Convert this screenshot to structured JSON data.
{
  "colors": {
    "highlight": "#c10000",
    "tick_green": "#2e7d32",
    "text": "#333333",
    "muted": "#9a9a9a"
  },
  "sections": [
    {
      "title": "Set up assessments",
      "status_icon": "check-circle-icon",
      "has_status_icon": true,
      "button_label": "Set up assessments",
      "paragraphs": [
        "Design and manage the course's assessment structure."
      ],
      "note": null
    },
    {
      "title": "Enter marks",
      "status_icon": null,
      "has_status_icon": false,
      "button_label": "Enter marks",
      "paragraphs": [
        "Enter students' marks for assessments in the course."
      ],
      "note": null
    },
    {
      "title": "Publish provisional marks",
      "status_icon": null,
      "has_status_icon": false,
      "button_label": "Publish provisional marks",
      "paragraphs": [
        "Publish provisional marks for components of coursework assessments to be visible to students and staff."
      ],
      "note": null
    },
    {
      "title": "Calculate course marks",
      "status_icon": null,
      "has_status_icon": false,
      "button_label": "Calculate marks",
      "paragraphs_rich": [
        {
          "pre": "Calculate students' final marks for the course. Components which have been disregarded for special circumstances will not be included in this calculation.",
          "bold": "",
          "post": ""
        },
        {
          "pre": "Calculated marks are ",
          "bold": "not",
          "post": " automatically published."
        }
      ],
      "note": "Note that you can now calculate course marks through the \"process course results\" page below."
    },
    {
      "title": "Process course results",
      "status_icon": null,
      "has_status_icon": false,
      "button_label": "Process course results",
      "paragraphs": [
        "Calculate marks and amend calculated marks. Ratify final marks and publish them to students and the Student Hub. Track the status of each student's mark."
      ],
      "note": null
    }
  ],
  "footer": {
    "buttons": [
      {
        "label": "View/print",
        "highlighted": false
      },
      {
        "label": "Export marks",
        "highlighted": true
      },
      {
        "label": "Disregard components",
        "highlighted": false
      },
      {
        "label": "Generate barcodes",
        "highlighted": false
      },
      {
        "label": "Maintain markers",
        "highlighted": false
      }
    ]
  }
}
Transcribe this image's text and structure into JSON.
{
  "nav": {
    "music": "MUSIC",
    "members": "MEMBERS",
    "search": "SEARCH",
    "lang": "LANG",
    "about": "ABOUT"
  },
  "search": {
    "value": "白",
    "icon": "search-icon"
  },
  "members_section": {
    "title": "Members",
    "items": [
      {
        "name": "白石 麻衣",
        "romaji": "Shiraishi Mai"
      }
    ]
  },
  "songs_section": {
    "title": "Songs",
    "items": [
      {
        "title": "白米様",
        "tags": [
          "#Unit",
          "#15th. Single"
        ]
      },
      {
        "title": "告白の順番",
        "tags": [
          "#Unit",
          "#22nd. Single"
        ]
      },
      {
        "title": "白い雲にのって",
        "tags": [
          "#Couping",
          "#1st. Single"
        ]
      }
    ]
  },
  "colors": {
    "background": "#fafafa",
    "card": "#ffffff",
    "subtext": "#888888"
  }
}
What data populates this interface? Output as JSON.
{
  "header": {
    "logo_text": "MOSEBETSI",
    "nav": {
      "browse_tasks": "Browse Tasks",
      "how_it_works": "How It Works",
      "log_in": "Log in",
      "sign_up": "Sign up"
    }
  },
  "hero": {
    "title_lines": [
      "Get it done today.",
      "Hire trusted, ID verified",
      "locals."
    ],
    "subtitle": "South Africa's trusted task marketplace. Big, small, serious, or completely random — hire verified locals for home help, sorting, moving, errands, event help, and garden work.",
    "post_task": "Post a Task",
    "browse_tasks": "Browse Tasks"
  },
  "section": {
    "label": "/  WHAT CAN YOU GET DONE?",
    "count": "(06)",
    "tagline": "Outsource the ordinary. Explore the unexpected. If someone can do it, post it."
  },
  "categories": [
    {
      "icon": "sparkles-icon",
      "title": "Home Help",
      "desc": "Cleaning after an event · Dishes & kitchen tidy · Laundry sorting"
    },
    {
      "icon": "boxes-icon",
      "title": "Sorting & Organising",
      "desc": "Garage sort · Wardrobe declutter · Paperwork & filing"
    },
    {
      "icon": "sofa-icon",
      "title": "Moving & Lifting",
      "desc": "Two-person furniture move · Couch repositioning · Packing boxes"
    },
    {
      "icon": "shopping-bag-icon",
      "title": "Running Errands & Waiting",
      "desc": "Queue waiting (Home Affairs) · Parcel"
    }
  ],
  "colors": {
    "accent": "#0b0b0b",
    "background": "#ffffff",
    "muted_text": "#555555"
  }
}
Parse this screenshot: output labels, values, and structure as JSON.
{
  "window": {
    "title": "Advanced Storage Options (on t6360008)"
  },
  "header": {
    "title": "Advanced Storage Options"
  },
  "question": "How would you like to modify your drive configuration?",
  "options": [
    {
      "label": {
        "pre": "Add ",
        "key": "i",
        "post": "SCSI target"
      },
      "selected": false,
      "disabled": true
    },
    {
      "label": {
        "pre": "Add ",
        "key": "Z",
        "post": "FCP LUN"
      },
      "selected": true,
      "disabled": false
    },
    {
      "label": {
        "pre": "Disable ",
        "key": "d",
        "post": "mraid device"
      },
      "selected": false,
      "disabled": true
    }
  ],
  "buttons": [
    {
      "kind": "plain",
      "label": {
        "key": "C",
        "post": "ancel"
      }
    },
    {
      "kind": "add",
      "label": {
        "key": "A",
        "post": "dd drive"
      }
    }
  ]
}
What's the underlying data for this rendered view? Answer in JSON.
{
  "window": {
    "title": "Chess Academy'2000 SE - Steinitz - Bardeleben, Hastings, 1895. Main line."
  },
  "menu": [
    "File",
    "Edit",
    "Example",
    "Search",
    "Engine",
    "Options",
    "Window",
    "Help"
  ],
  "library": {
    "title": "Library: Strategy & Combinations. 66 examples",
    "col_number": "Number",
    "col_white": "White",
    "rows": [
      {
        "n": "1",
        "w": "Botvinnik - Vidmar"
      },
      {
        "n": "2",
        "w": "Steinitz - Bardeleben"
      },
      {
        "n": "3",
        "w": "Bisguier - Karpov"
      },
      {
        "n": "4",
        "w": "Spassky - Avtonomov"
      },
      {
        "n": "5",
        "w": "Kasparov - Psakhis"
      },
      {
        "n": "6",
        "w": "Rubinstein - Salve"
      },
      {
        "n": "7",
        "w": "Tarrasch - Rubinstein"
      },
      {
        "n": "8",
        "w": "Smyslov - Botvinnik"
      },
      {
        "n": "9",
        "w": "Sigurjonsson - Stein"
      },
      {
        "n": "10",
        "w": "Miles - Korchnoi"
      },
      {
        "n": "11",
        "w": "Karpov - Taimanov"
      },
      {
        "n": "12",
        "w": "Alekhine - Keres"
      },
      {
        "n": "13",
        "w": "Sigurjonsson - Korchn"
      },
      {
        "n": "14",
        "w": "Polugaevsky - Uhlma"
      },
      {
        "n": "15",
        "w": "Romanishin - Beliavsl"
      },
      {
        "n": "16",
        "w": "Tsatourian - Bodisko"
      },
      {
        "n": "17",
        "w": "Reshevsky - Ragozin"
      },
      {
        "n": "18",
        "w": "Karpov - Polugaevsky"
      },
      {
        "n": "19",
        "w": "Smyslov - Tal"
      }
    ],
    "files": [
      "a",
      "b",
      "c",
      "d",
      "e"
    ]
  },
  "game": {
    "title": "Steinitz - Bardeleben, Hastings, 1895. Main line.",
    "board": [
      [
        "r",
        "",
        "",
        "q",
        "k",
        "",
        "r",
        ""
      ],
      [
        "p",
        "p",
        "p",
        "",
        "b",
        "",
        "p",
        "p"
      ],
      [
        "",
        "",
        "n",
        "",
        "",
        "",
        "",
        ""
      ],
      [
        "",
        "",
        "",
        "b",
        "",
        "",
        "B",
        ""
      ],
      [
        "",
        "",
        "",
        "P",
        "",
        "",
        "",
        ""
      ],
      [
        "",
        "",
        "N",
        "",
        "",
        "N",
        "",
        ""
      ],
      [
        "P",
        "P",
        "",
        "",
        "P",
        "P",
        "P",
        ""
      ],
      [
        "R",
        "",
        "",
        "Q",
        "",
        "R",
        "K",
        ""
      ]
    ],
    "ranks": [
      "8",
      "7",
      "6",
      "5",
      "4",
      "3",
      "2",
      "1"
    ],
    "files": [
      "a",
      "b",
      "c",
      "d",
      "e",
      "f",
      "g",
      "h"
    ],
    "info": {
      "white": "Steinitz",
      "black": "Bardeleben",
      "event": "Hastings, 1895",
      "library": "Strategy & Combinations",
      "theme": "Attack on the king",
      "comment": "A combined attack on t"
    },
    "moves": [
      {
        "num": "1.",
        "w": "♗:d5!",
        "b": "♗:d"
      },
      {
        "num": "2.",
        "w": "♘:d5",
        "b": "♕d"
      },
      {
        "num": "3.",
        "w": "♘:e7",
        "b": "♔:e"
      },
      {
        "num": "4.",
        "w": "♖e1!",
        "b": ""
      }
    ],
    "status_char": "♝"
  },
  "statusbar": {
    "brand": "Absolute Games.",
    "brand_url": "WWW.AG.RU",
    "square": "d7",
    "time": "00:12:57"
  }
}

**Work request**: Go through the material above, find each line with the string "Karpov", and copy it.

**Your solution**:
        "w": "Bisguier - Karpov"
        "w": "Karpov - Taimanov"
        "w": "Karpov - Polugaevsky"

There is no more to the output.